Temperatures in Namie, Fukushima Prefecture, which is located near the Fukushima complex, fell to below minus 8 C early Sunday, TEPCO said.
(Mainichi Japan) January 30, 2012
Fukushima I Nuke Plant: 17 Minor Leaks In Pipes and Valves Found in 2 Days, Freezing Temperature Blamed
All are minor, says TEPCO, ranging from tens of liters to several tonnes, and the water leaked is either pure water, filtered water (river water), or the treated water. None found the way to the ocean, or so TEPCO says.
3 leaks were discovered on January 28, followed by 14 additional leaks on January 29, according to TEPCO. The lowest temperature at the plant on January 29 was -8 degrees Celsius (17.6 degrees Fahrenheit).
Article continues at:
Gov’t, TEPCO heading for showdown over electricity rate hike
The 17 percent average electricity rate hike for businesses announced by Tokyo Electric Power Co. (TEPCO) — the operator of the crippled Fukushima No. 1 nuclear plant — may face stiff opposition from a government organization overseeing nuclear disaster compensation.
The government’s Nuclear Damage Liability Facilitation Fund has said it doubts the utility’s cost-cutting measures following the meltdowns at the nuclear plant have been sufficiently reflected in the rate, and that “parts of the proposed electricity rate calculation standard are inappropriate.”
Article continues at:
Edano wants households to lend their roofs to solar drive
BY TORU NAKAGAWA STAFF WRITER
Rooftop solar panels (Asahi Shimbun file photo)
A program to allow companies to install solar panels on the roofs of private homes will be introduced by the government before the onset of summer, industry ministery Yukio Edano said.
Article continues at:
I still have a bit of trouble trying to fathom the extent of the aftershocks from the main group on 11 March 2011. Every once in a while I get out this URL and have a look – click on the “Since March 11” link in the top centre of the page:

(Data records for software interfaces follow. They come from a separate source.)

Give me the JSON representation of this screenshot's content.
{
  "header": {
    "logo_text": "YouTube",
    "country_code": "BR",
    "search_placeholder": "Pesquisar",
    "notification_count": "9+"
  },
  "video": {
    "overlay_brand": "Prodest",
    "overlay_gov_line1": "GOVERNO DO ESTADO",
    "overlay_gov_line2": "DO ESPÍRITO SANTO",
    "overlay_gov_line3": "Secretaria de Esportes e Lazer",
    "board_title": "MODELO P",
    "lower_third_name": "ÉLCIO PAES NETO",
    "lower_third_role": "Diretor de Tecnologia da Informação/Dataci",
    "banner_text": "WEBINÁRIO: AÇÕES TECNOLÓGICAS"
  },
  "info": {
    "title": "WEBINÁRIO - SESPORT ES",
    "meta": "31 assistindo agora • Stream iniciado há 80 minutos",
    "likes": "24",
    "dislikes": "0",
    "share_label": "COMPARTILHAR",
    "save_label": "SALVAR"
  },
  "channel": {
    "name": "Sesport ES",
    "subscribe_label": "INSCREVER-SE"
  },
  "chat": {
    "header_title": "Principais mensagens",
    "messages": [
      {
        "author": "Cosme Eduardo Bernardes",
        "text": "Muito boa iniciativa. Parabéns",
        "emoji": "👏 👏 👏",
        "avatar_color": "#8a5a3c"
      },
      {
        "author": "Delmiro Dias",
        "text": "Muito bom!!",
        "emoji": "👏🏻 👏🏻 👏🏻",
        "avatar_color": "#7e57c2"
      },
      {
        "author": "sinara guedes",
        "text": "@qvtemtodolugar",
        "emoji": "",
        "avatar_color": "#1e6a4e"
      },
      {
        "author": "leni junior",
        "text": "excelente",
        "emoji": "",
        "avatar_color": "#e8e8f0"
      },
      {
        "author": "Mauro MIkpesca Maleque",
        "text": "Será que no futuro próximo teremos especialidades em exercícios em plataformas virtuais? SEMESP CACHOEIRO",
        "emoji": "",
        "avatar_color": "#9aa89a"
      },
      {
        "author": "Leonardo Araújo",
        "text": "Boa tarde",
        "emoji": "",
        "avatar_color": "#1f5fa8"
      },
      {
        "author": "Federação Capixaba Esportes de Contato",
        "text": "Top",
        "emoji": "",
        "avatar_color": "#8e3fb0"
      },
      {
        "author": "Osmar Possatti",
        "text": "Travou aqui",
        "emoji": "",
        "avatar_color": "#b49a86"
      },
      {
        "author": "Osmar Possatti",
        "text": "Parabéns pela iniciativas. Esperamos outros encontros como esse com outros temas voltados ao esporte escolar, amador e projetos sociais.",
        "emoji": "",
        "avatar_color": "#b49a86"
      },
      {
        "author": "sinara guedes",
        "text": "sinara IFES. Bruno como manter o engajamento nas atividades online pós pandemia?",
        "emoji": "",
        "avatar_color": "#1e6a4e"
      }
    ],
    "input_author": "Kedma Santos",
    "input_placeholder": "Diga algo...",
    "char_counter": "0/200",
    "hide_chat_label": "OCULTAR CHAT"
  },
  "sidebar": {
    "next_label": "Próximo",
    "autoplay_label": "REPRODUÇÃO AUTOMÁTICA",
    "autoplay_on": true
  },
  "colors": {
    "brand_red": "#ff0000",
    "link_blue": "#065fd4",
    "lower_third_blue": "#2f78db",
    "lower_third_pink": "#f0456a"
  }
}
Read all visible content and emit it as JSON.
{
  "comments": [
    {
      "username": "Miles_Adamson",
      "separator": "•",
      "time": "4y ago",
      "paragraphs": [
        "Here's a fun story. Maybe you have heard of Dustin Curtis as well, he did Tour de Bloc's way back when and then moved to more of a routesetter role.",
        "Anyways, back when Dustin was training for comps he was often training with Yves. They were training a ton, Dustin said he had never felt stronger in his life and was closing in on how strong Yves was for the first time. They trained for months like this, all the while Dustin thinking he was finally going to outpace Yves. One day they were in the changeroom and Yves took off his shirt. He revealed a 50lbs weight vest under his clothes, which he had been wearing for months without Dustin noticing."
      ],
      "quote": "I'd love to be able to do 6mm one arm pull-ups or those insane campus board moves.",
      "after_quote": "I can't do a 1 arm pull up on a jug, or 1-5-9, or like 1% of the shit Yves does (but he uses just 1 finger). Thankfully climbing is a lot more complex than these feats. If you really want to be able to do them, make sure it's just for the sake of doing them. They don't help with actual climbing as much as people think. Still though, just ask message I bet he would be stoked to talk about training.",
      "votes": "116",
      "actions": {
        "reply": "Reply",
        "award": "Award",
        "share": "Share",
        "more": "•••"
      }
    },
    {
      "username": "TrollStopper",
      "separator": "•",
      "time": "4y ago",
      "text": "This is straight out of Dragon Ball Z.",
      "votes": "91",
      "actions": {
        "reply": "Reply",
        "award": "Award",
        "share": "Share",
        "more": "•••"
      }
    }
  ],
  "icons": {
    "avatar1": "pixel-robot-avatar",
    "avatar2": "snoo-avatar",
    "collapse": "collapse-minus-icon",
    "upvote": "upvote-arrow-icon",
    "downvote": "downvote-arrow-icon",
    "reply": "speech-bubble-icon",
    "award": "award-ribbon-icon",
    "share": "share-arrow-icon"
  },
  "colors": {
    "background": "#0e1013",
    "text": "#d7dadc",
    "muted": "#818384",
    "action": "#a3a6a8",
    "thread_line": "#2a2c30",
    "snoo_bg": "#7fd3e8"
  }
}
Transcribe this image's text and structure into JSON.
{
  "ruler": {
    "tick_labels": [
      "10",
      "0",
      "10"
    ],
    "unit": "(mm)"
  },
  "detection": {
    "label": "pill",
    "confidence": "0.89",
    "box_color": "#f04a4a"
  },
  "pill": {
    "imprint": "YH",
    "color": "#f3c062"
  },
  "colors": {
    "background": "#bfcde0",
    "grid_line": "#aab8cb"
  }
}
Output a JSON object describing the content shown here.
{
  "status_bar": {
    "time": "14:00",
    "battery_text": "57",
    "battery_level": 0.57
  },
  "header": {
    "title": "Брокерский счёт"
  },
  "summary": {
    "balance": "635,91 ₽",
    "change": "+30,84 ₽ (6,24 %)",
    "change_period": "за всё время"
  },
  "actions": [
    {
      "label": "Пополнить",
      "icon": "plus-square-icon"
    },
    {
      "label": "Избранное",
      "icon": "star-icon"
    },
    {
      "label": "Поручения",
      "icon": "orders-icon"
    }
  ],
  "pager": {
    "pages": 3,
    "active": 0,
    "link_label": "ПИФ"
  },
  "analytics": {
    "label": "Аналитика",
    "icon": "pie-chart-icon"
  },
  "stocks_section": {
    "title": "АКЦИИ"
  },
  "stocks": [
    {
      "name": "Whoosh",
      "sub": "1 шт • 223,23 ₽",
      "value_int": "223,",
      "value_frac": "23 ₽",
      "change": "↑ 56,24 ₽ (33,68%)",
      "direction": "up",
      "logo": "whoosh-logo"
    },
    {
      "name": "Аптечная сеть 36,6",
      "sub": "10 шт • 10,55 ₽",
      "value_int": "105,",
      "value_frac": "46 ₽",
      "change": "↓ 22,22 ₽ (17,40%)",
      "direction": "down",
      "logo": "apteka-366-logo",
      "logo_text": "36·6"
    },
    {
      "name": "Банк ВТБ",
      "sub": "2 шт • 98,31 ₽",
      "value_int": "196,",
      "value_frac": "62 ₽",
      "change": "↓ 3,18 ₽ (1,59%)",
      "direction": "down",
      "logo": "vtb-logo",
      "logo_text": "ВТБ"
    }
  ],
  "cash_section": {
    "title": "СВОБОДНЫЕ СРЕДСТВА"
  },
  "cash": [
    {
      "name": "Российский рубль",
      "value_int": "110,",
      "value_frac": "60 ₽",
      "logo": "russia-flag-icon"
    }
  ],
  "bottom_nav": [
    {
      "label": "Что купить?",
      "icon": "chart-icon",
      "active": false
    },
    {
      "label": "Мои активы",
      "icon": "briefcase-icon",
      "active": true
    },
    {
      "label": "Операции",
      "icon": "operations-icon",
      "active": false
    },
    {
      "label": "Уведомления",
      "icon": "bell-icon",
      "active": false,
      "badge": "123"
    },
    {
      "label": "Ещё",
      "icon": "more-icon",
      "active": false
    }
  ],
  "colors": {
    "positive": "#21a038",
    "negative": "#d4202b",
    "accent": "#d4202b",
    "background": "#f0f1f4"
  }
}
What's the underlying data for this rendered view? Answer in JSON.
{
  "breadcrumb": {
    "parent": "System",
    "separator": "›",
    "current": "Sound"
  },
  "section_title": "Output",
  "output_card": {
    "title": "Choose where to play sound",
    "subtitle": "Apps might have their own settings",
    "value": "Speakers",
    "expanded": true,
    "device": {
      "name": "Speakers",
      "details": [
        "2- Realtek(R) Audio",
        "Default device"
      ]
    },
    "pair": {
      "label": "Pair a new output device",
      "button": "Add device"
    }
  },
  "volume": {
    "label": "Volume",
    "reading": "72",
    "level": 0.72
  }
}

And here’s another site i found today, does something similar. Notice the quote from the site…
Another animated map of Japan earthquake aftershocks